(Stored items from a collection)

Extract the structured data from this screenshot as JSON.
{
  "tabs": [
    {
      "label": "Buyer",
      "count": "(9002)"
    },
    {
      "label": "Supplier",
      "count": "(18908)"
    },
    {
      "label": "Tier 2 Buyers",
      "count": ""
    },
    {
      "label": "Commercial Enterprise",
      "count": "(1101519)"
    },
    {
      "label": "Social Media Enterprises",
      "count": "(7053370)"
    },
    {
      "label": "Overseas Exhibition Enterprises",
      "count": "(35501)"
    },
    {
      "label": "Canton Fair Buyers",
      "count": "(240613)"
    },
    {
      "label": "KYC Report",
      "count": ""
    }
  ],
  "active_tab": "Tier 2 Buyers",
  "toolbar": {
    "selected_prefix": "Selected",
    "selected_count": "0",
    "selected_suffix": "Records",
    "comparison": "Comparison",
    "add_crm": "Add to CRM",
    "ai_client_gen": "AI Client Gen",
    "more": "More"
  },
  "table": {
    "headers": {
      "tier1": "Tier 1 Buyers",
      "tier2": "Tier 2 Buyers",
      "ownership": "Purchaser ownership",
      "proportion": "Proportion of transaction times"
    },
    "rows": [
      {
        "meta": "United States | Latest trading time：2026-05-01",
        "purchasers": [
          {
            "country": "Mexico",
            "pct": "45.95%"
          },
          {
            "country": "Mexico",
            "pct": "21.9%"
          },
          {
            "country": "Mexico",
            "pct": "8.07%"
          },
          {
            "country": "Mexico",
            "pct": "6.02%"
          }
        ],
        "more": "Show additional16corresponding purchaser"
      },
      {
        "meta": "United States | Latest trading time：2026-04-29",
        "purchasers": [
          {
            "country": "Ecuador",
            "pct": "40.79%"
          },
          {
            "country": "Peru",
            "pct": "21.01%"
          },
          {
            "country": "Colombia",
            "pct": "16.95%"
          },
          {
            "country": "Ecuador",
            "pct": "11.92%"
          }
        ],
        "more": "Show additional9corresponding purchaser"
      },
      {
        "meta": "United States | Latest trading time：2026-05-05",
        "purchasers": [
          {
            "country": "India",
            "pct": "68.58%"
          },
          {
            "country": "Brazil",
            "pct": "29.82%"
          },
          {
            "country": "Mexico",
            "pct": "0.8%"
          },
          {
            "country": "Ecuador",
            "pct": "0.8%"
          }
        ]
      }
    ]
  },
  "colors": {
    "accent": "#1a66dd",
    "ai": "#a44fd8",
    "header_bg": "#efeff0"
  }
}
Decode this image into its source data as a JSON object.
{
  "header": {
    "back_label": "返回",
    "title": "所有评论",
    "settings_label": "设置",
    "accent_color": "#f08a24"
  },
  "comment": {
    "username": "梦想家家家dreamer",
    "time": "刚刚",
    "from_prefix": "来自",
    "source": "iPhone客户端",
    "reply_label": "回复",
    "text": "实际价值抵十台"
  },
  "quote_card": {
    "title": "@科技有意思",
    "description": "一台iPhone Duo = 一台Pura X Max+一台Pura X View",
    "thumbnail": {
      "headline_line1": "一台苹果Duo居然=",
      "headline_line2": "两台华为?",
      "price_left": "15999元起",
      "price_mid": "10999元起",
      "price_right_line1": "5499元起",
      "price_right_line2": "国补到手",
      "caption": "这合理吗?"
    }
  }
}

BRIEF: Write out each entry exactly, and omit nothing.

RESPONSE TO THIS EXERCISE:
Extract the structured data from this screenshot as JSON.
{
  "tabs": [
    {
      "label": "Buyer",
      "count": "(9002)"
    },
    {
      "label": "Supplier",
      "count": "(18908)"
    },
    {
      "label": "Tier 2 Buyers",
      "count": ""
    },
    {
      "label": "Commercial Enterprise",
      "count": "(1101519)"
    },
    {
      "label": "Social Media Enterprises",
      "count": "(7053370)"
    },
    {
      "label": "Overseas Exhibition Enterprises",
      "count": "(35501)"
    },
    {
      "label": "Canton Fair Buyers",
      "count": "(240613)"
    },
    {
      "label": "KYC Report",
      "count": ""
    }
  ],
  "active_tab": "Tier 2 Buyers",
  "toolbar": {
    "selected_prefix": "Selected",
    "selected_count": "0",
    "selected_suffix": "Records",
    "comparison": "Comparison",
    "add_crm": "Add to CRM",
    "ai_client_gen": "AI Client Gen",
    "more": "More"
  },
  "table": {
    "headers": {
      "tier1": "Tier 1 Buyers",
      "tier2": "Tier 2 Buyers",
      "ownership": "Purchaser ownership",
      "proportion": "Proportion of transaction times"
    },
    "rows": [
      {
        "meta": "United States | Latest trading time：2026-05-01",
        "purchasers": [
          {
            "country": "Mexico",
            "pct": "45.95%"
          },
          {
            "country": "Mexico",
            "pct": "21.9%"
          },
          {
            "country": "Mexico",
            "pct": "8.07%"
          },
          {
            "country": "Mexico",
            "pct": "6.02%"
          }
        ],
        "more": "Show additional16corresponding purchaser"
      },
      {
        "meta": "United States | Latest trading time：2026-04-29",
        "purchasers": [
          {
            "country": "Ecuador",
            "pct": "40.79%"
          },
          {
            "country": "Peru",
            "pct": "21.01%"
          },
          {
            "country": "Colombia",
            "pct": "16.95%"
          },
          {
            "country": "Ecuador",
            "pct": "11.92%"
          }
        ],
        "more": "Show additional9corresponding purchaser"
      },
      {
        "meta": "United States | Latest trading time：2026-05-05",
        "purchasers": [
          {
            "country": "India",
            "pct": "68.58%"
          },
          {
            "country": "Brazil",
            "pct": "29.82%"
          },
          {
            "country": "Mexico",
            "pct": "0.8%"
          },
          {
            "country": "Ecuador",
            "pct": "0.8%"
          }
        ]
      }
    ]
  },
  "colors": {
    "accent": "#1a66dd",
    "ai": "#a44fd8",
    "header_bg": "#efeff0"
  }
}
Decode this image into its source data as a JSON object.
{
  "header": {
    "back_label": "返回",
    "title": "所有评论",
    "settings_label": "设置",
    "accent_color": "#f08a24"
  },
  "comment": {
    "username": "梦想家家家dreamer",
    "time": "刚刚",
    "from_prefix": "来自",
    "source": "iPhone客户端",
    "reply_label": "回复",
    "text": "实际价值抵十台"
  },
  "quote_card": {
    "title": "@科技有意思",
    "description": "一台iPhone Duo = 一台Pura X Max+一台Pura X View",
    "thumbnail": {
      "headline_line1": "一台苹果Duo居然=",
      "headline_line2": "两台华为?",
      "price_left": "15999元起",
      "price_mid": "10999元起",
      "price_right_line1": "5499元起",
      "price_right_line2": "国补到手",
      "caption": "这合理吗?"
    }
  }
}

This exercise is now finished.